Program Overview

Wisconsin's Global Scholar Program is designed to improve global education across the curriculum in an effort to prepare all students to be workforce, world, and life-ready with global competence. Wisconsin school districts submit a District Application  to be authorized to facilitate the Global Scholar Program within their school community. Once approved, districts may add or remove courses from their implementation plan.  Applications and program modification requests should be sent to the Global Education Consultant at

Global Scholars develop global competence through the following program requirements:

  • ​Four credits of sustained learning in a world language or evidence of language proficiency at or above Intermediate High on the ACTFL scale.
  • Four credits of coursework designed to facilitate global learning. (Courses submitted by districts to DPI for review and approval through program application and revision process.)
  • Eight reflections on global learning and cultural literacy development through reading 4 or more books (fiction or non-fiction), and including up to 4 learning experiences through art, music, films, podcasts, and community-based cultural events.  
  • Active participation/leadership in four, or more, school-based extracurricular and special events with a global focus.
  • Twenty or more hours of service learning projects related to a global issue.

The Certificate of Global Competence

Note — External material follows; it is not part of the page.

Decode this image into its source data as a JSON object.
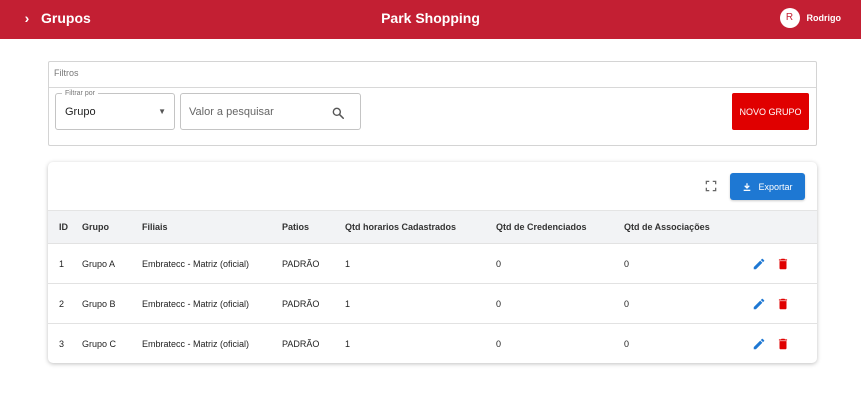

School districts authorized by DPI to implement the Global Scholars Program send full names of students who qualify to receive a Certificate of Global Competence from the State Superintendent of Public Instruction to Digital certificates require 2-3 weeks processing time.

Global Competence

Wisconsin's working definition for global competence is based on a framework developed by the Asia Society in collaboration with the Office of Economic Cooperation and Development. Their joint publication Teaching for Global Competence in a Rapidly Changing World  provides guidance and examples of how to engage students in global learning across formal and lived curricula. 

Global competence is defined as the capacity to examine local, global and intercultural issues, to understand and appreciate the perspectives and world views of others, to engage in open, appropriate and effective interactions with people from different cultures, and to act for collective well-being and sustainable development. (OECD/Asia Society, 2018)

Sample resources for building and assessing global competence across the curriculum are available below:


For questions about this information, contact Pamela Delfosse (608) 267-9265